** REQUIREMENT **
Skip the images and return the records below exactly.
· · · ·
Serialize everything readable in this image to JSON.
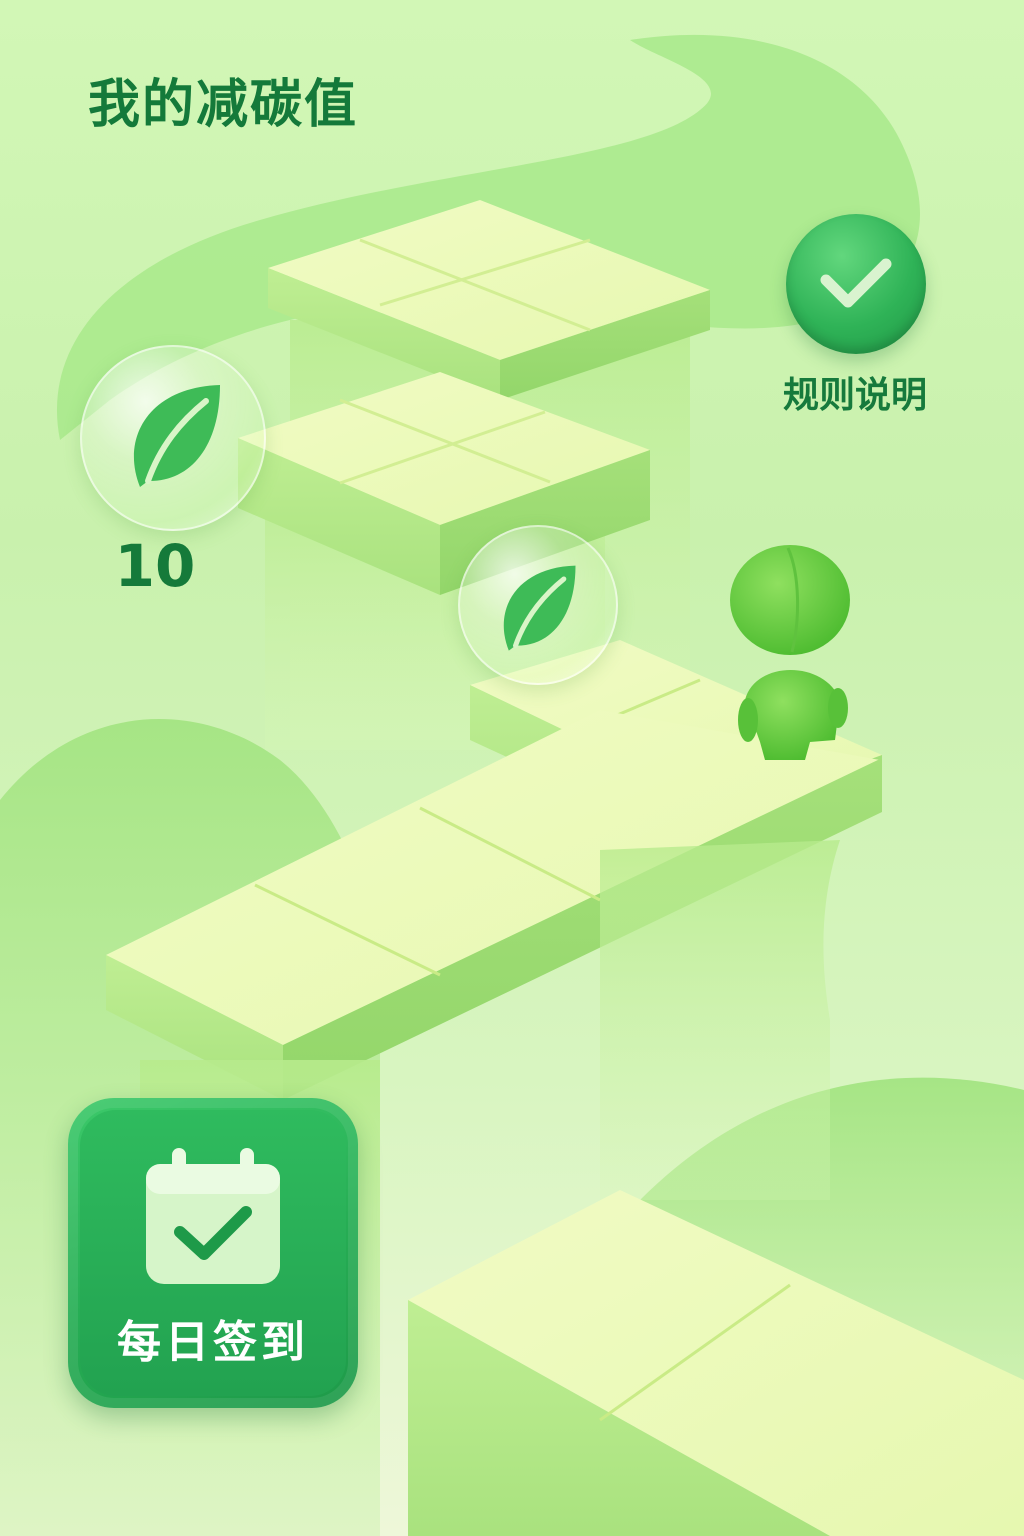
{
  "header": {
    "title": "我的减碳值"
  },
  "rules": {
    "label": "规则说明",
    "icon": "check-icon"
  },
  "score": {
    "value": "10",
    "icon": "leaf-icon"
  },
  "checkin": {
    "label": "每日签到",
    "icon": "calendar-check-icon"
  },
  "colors": {
    "accent": "#147a3a",
    "button_green": "#2fb357",
    "background": "#d2f7b6"
  }
}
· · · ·
** RESPONSE TO THE TASK **
Serialize everything readable in this image to JSON.
{
  "header": {
    "title": "我的减碳值"
  },
  "rules": {
    "label": "规则说明",
    "icon": "check-icon"
  },
  "score": {
    "value": "10",
    "icon": "leaf-icon"
  },
  "checkin": {
    "label": "每日签到",
    "icon": "calendar-check-icon"
  },
  "colors": {
    "accent": "#147a3a",
    "button_green": "#2fb357",
    "background": "#d2f7b6"
  }
}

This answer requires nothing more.